“I don’t see things getting better, sadly,” he said.
Still, there are ways to support loved ones who might be struggling, experts said — during the holidays, the pandemic and beyond. One good rule of thumb for any upcoming gatherings: “Mind your own plate,” Nye said.
Commenting on how much (or how little) others are eating can be a trigger for someone who’s struggling with an eating disorder, she said. The same goes for talking about someone’s weight, even if you think you’re giving a compliment.
Generally, if you’re celebrating with someone who struggles with eating, try to make the gathering more about the people and less about the food, Drajkowski suggested.
Though the pandemic has been a tough time for eating disorders, Drajkowsi is hopeful that these discussions could lead to more awareness and less stigma. Being aware of warning signs — like significant weight change, a pattern of going to the bathroom right after eating or having very rigid routines around food — can help people get the support they need quickly, experts said.

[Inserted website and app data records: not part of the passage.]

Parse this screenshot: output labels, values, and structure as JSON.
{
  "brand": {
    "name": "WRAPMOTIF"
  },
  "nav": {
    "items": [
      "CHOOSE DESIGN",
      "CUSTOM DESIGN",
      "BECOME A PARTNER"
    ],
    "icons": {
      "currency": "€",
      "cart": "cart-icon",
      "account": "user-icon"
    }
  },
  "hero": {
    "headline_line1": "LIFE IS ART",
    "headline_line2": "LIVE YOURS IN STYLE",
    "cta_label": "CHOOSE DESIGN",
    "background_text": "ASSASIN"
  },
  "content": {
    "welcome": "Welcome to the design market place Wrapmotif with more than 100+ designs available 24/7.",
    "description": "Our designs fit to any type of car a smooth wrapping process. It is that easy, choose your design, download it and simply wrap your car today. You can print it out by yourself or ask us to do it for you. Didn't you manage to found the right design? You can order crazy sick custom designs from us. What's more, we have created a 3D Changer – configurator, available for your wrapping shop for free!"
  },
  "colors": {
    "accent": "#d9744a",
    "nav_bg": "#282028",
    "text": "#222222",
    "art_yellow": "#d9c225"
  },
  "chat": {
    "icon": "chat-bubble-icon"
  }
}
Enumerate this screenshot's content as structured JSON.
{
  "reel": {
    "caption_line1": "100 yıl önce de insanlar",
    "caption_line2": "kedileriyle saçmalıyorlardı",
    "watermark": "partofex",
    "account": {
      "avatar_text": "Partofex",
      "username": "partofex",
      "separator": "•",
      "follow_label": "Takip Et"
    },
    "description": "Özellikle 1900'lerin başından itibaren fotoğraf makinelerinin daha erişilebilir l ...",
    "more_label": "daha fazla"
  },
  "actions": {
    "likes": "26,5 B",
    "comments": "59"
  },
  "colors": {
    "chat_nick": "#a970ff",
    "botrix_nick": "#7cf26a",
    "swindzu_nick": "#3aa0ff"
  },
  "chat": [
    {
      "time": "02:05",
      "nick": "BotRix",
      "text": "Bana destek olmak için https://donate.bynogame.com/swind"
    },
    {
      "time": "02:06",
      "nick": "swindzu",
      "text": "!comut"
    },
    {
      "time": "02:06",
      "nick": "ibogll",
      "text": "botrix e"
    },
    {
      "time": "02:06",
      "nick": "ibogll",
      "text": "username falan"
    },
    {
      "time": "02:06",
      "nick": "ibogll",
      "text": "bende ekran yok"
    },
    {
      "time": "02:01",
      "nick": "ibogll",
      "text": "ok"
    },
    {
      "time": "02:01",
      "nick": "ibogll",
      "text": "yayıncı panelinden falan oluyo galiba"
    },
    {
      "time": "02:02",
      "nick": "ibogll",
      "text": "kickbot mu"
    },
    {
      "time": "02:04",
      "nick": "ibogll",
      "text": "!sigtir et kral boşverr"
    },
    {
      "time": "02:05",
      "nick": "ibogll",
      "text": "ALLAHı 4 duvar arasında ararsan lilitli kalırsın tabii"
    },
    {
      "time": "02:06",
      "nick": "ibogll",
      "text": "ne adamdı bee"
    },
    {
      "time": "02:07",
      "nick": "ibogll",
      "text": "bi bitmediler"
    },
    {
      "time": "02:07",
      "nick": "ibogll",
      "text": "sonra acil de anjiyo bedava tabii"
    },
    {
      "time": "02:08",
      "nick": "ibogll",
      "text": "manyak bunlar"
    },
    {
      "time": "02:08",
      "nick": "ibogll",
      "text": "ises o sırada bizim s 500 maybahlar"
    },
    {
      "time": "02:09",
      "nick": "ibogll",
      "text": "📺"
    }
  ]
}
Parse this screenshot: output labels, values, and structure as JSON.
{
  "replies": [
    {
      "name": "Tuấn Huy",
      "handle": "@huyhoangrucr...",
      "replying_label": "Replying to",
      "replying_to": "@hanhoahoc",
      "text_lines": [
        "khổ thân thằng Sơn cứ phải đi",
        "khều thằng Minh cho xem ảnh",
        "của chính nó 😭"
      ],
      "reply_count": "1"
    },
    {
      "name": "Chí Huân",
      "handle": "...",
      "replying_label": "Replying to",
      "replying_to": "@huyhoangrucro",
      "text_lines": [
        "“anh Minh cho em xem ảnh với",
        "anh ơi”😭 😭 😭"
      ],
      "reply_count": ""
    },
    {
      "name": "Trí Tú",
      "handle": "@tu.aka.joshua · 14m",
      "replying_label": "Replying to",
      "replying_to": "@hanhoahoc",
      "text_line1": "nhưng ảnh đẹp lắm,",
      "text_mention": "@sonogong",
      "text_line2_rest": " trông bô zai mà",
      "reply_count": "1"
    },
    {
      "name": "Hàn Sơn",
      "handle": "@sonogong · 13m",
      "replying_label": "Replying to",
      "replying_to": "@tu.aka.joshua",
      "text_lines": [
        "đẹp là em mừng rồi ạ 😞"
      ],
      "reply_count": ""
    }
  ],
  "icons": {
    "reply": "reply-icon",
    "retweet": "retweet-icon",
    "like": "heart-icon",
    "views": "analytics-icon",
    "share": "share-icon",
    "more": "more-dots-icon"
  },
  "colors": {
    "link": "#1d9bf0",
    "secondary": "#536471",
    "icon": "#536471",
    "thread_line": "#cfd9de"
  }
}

Zaleski stressed that you don’t have to look a certain way, or “be knocking on death’s door,” to deserve treatment.
Though it was frustrating when she had to leave college and take time off from her life to focus on recovery — getting treated at an Eating Recovery Center location in Colorado almost a decade ago — Zaleski said her recovery allowed her to live the life she wanted.
“For a long time, I felt like I was imprisoned by my eating disorder,” Zaleski said. “I really felt like I didn't have a choice. My illness was telling me what I had to do, and I had to do that all the time.”
During her recovery, though, she realized that following her eating disorder was keeping her from following her values — like helping other people by working in health care, or taking good care of her dog Moose. Now, she’s able to be all of those things.
“For the longest time, I was Anna. I was the girl with the eating disorder,” Zaleski said. Now, she defines herself in different ways: “I'm a nurse, and I'm a fiancee, and I'm a daughter, and I’m Moose’s mom. And I have so many other things about me.”